Steps #35 - #37, 20 minutes
35. Tell the students that there are terms used for positive and negative ions which are “cation” for positive and “anion” for negative. Tell the students that they can remember the “cation” is positive as it has a “positive” sign in it when the “t” is crossed.

36. Tell the students that they will have twenty minutes to work the problems on the worksheet that you distributed in #27.

37. Walk around the classroom to spot check the students as they work the problems. Help any students that might need further explanation regarding charges on ions.

Steps #38 - #39, 20 minutes
38. When the worksheets are completed by most students, call on individual students to give their answers for the problems.

39. The students should get these problems correct but if there are some students who do not seem to understand the charges, use this last advice for them: “The charges on ions will involve a number and sign. The number of the answer will always be the number of electrons. All you have to do is place a positive sign or negative sign in front of the number. Remember that electrons are negative so if an atom gains electrons, it is gaining negatives so the sign will be negative. The logic is the same with the loss of electrons; if an atom loses electrons, it is losing negatives and therefore the sign will be positive.”

Assessments

1. The teacher makes a formative assessment of the students and their understanding of the information in this lesson by subjective analysis of the students as they follow the lesson, work on the worksheet, and give their answers to the problems and questions on the worksheet.

2. The students are assessed by a summative assessment instrument, specific to this lesson and the information presented, if the teacher feels that mastery of the benchmark has been achieved.
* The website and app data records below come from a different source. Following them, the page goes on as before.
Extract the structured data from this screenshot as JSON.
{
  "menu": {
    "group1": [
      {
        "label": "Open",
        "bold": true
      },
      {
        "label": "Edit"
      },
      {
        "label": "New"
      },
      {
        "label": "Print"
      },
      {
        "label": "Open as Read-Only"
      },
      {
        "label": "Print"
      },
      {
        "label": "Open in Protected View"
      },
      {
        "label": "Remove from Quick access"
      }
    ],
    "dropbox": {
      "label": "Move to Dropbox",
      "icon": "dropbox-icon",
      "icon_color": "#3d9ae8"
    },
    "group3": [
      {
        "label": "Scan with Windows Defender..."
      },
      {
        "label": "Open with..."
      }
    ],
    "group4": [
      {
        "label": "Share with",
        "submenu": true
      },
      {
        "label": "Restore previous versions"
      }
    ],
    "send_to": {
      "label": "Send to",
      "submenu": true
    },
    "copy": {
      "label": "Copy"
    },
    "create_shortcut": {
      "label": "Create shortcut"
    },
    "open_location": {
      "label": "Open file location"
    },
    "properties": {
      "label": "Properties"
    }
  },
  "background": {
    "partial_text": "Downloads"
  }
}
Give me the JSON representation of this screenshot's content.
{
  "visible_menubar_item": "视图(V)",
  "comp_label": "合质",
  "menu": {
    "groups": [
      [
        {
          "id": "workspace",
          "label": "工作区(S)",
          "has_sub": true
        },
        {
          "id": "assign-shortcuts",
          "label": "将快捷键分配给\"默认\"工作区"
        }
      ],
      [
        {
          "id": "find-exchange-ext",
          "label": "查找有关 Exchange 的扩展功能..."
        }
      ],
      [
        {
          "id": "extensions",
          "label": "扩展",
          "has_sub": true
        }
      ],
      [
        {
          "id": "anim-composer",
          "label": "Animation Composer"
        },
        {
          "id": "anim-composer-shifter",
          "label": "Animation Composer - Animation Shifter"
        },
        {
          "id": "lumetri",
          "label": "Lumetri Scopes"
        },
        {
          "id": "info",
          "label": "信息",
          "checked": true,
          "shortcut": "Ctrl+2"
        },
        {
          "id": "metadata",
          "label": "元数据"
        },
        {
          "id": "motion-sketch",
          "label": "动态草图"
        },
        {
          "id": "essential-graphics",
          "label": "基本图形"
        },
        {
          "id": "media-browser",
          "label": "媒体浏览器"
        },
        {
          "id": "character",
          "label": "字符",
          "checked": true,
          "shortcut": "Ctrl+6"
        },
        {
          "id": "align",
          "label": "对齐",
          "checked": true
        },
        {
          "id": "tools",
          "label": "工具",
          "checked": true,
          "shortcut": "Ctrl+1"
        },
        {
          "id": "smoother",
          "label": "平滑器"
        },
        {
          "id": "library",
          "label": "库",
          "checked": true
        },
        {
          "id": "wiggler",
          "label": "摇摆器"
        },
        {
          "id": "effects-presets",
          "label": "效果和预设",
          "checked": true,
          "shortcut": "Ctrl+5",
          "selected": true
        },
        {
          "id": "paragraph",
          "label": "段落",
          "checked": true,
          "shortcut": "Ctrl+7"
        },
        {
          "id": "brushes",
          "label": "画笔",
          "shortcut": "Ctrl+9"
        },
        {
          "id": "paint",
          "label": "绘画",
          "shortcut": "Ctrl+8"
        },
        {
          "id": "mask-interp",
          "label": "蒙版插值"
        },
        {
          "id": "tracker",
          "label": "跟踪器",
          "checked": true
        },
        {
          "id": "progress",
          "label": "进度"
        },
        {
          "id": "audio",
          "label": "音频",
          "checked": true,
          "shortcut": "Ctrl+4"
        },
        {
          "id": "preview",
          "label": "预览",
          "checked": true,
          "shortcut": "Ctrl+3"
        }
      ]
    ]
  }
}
The summative assessment instrument, Charges of Ions-Test, is located in the associated file.

3. The summative assessment instrument can be used as a reinforcement tool rather than an assessment instrument if the teacher feels that this will result in a greater understanding of the material by the students.

Extensions

This lesson has been written for Chemistry, however, it can be used in general science classes employing textbooks that include information on charges of ions.